## Your task
Locate "Serialize everything readable" in the records below, then copy its line and every following line exactly, without the pictures.

*** Block opens ***

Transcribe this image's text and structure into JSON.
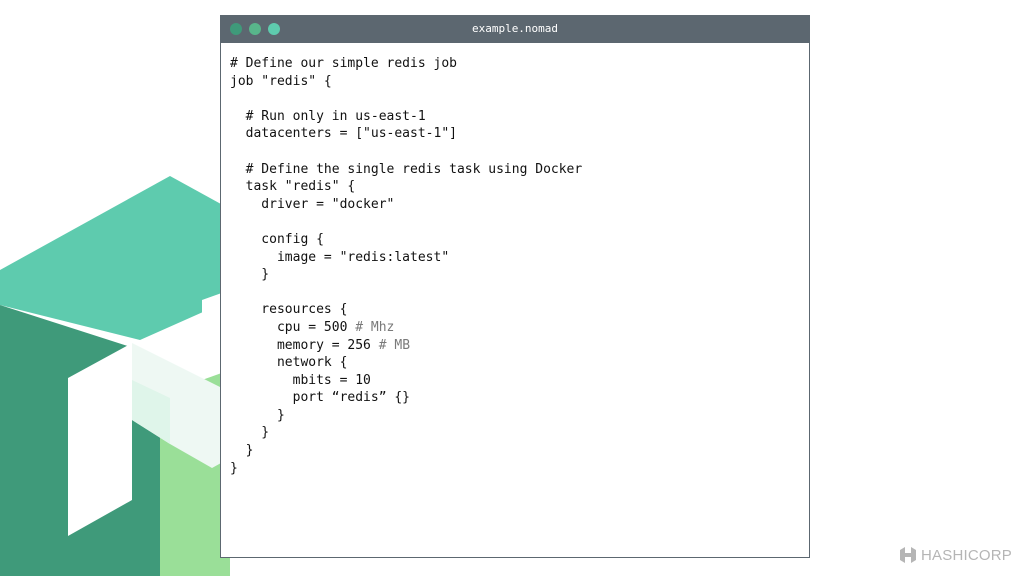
{
  "window": {
    "title": "example.nomad"
  },
  "code": {
    "lines": [
      {
        "code": "# Define our simple redis job",
        "comment": ""
      },
      {
        "code": "job \"redis\" {",
        "comment": ""
      },
      {
        "code": "",
        "comment": ""
      },
      {
        "code": "  # Run only in us-east-1",
        "comment": ""
      },
      {
        "code": "  datacenters = [\"us-east-1\"]",
        "comment": ""
      },
      {
        "code": "",
        "comment": ""
      },
      {
        "code": "  # Define the single redis task using Docker",
        "comment": ""
      },
      {
        "code": "  task \"redis\" {",
        "comment": ""
      },
      {
        "code": "    driver = \"docker\"",
        "comment": ""
      },
      {
        "code": "",
        "comment": ""
      },
      {
        "code": "    config {",
        "comment": ""
      },
      {
        "code": "      image = \"redis:latest\"",
        "comment": ""
      },
      {
        "code": "    }",
        "comment": ""
      },
      {
        "code": "",
        "comment": ""
      },
      {
        "code": "    resources {",
        "comment": ""
      },
      {
        "code": "      cpu = 500 ",
        "comment": "# Mhz"
      },
      {
        "code": "      memory = 256 ",
        "comment": "# MB"
      },
      {
        "code": "      network {",
        "comment": ""
      },
      {
        "code": "        mbits = 10",
        "comment": ""
      },
      {
        "code": "        port “redis” {}",
        "comment": ""
      },
      {
        "code": "      }",
        "comment": ""
      },
      {
        "code": "    }",
        "comment": ""
      },
      {
        "code": "  }",
        "comment": ""
      },
      {
        "code": "}",
        "comment": ""
      }
    ]
  },
  "brand": {
    "name": "HASHICORP",
    "icon": "hashicorp-logo-icon"
  },
  "colors": {
    "title_bar": "#5c6770",
    "accent_teal": "#5ecbae",
    "accent_green": "#58b68b",
    "accent_dark_green": "#3f9a7a",
    "accent_light_green": "#9adf98"
  }
}
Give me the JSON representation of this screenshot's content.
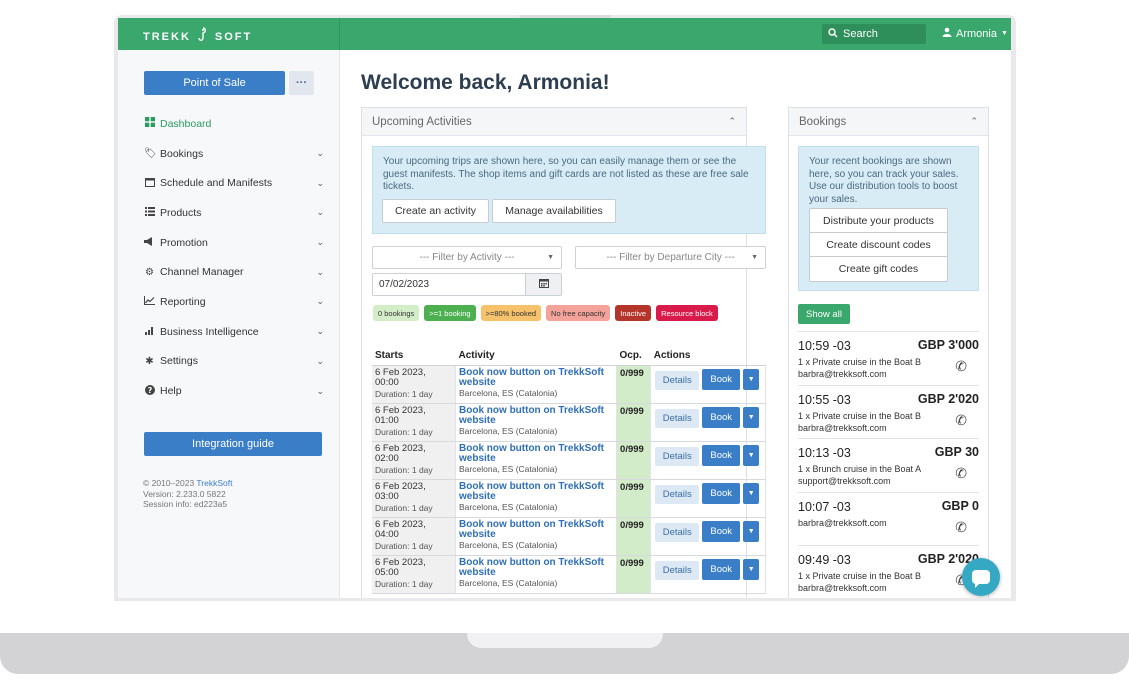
{
  "app": {
    "brand": "TREKK",
    "brand_suffix": "SOFT"
  },
  "topbar": {
    "search_label": "Search",
    "user_name": "Armonia"
  },
  "sidebar": {
    "pos_label": "Point of Sale",
    "more_label": "···",
    "items": [
      {
        "label": "Dashboard",
        "icon": "dashboard-icon"
      },
      {
        "label": "Bookings",
        "icon": "tag-icon"
      },
      {
        "label": "Schedule and Manifests",
        "icon": "calendar-icon"
      },
      {
        "label": "Products",
        "icon": "list-icon"
      },
      {
        "label": "Promotion",
        "icon": "megaphone-icon"
      },
      {
        "label": "Channel Manager",
        "icon": "gear-icon"
      },
      {
        "label": "Reporting",
        "icon": "line-chart-icon"
      },
      {
        "label": "Business Intelligence",
        "icon": "bar-chart-icon"
      },
      {
        "label": "Settings",
        "icon": "cog-icon"
      },
      {
        "label": "Help",
        "icon": "help-icon"
      }
    ],
    "guide_label": "Integration guide",
    "footer": {
      "copyright_prefix": "© 2010–2023 ",
      "copyright_link": "TrekkSoft",
      "version": "Version: 2.233.0 5822",
      "session": "Session info: ed223a5"
    }
  },
  "main": {
    "welcome": "Welcome back, Armonia!",
    "upcoming": {
      "title": "Upcoming Activities",
      "info": "Your upcoming trips are shown here, so you can easily manage them or see the guest manifests. The shop items and gift cards are not listed as these are free sale tickets.",
      "create_label": "Create an activity",
      "manage_label": "Manage availabilities",
      "filter_activity": "--- Filter by Activity ---",
      "filter_city": "--- Filter by Departure City ---",
      "date_value": "07/02/2023",
      "legend": [
        {
          "label": "0 bookings",
          "bg": "#d4edc9",
          "fg": "#333333"
        },
        {
          "label": ">=1 booking",
          "bg": "#4caf50",
          "fg": "#ffffff"
        },
        {
          "label": ">=80% booked",
          "bg": "#f6c26b",
          "fg": "#333333"
        },
        {
          "label": "No free capacity",
          "bg": "#f3a39a",
          "fg": "#333333"
        },
        {
          "label": "Inactive",
          "bg": "#b5352b",
          "fg": "#ffffff"
        },
        {
          "label": "Resource block",
          "bg": "#d81b4a",
          "fg": "#ffffff"
        }
      ],
      "columns": [
        "Starts",
        "Activity",
        "Ocp.",
        "Actions"
      ],
      "details_label": "Details",
      "book_label": "Book",
      "rows": [
        {
          "date": "6 Feb 2023,",
          "time": "00:00",
          "duration": "Duration: 1 day",
          "activity": "Book now button on TrekkSoft website",
          "location": "Barcelona, ES (Catalonia)",
          "ocp": "0/999"
        },
        {
          "date": "6 Feb 2023,",
          "time": "01:00",
          "duration": "Duration: 1 day",
          "activity": "Book now button on TrekkSoft website",
          "location": "Barcelona, ES (Catalonia)",
          "ocp": "0/999"
        },
        {
          "date": "6 Feb 2023,",
          "time": "02:00",
          "duration": "Duration: 1 day",
          "activity": "Book now button on TrekkSoft website",
          "location": "Barcelona, ES (Catalonia)",
          "ocp": "0/999"
        },
        {
          "date": "6 Feb 2023,",
          "time": "03:00",
          "duration": "Duration: 1 day",
          "activity": "Book now button on TrekkSoft website",
          "location": "Barcelona, ES (Catalonia)",
          "ocp": "0/999"
        },
        {
          "date": "6 Feb 2023,",
          "time": "04:00",
          "duration": "Duration: 1 day",
          "activity": "Book now button on TrekkSoft website",
          "location": "Barcelona, ES (Catalonia)",
          "ocp": "0/999"
        },
        {
          "date": "6 Feb 2023,",
          "time": "05:00",
          "duration": "Duration: 1 day",
          "activity": "Book now button on TrekkSoft website",
          "location": "Barcelona, ES (Catalonia)",
          "ocp": "0/999"
        }
      ]
    },
    "bookings": {
      "title": "Bookings",
      "info": "Your recent bookings are shown here, so you can track your sales. Use our distribution tools to boost your sales.",
      "buttons": [
        "Distribute your products",
        "Create discount codes",
        "Create gift codes"
      ],
      "show_all": "Show all",
      "items": [
        {
          "time": "10:59 -03",
          "amount": "GBP 3'000",
          "line1": "1 x Private cruise in the Boat B",
          "line2": "barbra@trekksoft.com"
        },
        {
          "time": "10:55 -03",
          "amount": "GBP 2'020",
          "line1": "1 x Private cruise in the Boat B",
          "line2": "barbra@trekksoft.com"
        },
        {
          "time": "10:13 -03",
          "amount": "GBP 30",
          "line1": "1 x Brunch cruise in the Boat A",
          "line2": "support@trekksoft.com"
        },
        {
          "time": "10:07 -03",
          "amount": "GBP 0",
          "line1": "barbra@trekksoft.com",
          "line2": ""
        },
        {
          "time": "09:49 -03",
          "amount": "GBP 2'020",
          "line1": "1 x Private cruise in the Boat B",
          "line2": "barbra@trekksoft.com"
        }
      ]
    }
  },
  "colors": {
    "brand_green": "#3aa76d",
    "primary_blue": "#3b7ec8",
    "chat": "#35a8c4"
  }
}
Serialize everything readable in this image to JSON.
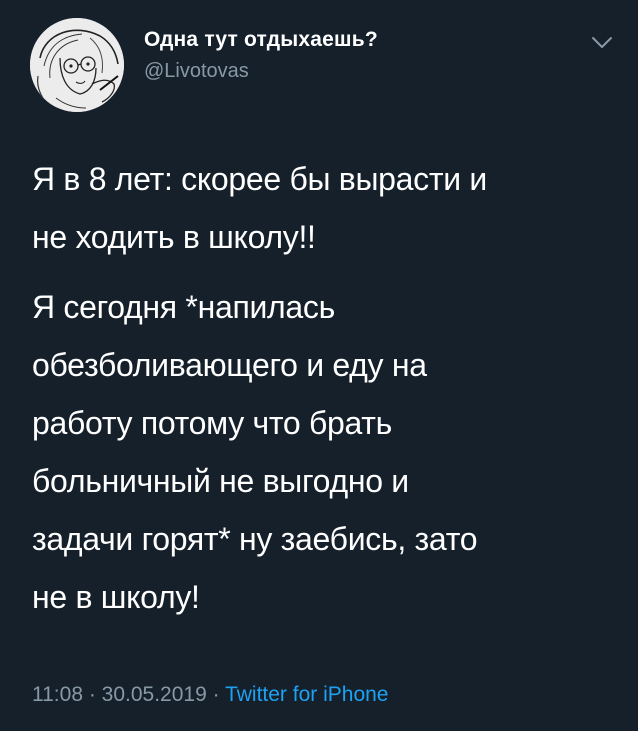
{
  "colors": {
    "background": "#15202b",
    "primary_text": "#ffffff",
    "secondary_text": "#8899a6",
    "link": "#1da1f2"
  },
  "author": {
    "display_name": "Одна тут отдыхаешь?",
    "handle": "@Livotovas",
    "avatar_icon": "avatar-sketch-portrait"
  },
  "menu_icon": "chevron-down-icon",
  "tweet": {
    "line1": "Я в 8 лет: скорее бы вырасти и",
    "line2": "не ходить в школу!!",
    "line3": "Я сегодня *напилась",
    "line4": "обезболивающего и еду на",
    "line5": "работу потому что брать",
    "line6": "больничный не выгодно и",
    "line7": "задачи горят* ну заебись, зато",
    "line8": "не в школу!"
  },
  "meta": {
    "time": "11:08",
    "separator1": " · ",
    "date": "30.05.2019",
    "separator2": " · ",
    "source": "Twitter for iPhone"
  }
}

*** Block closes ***

## Solution for this task
Serialize everything readable in this image to JSON.
{
  "colors": {
    "background": "#15202b",
    "primary_text": "#ffffff",
    "secondary_text": "#8899a6",
    "link": "#1da1f2"
  },
  "author": {
    "display_name": "Одна тут отдыхаешь?",
    "handle": "@Livotovas",
    "avatar_icon": "avatar-sketch-portrait"
  },
  "menu_icon": "chevron-down-icon",
  "tweet": {
    "line1": "Я в 8 лет: скорее бы вырасти и",
    "line2": "не ходить в школу!!",
    "line3": "Я сегодня *напилась",
    "line4": "обезболивающего и еду на",
    "line5": "работу потому что брать",
    "line6": "больничный не выгодно и",
    "line7": "задачи горят* ну заебись, зато",
    "line8": "не в школу!"
  },
  "meta": {
    "time": "11:08",
    "separator1": " · ",
    "date": "30.05.2019",
    "separator2": " · ",
    "source": "Twitter for iPhone"
  }
}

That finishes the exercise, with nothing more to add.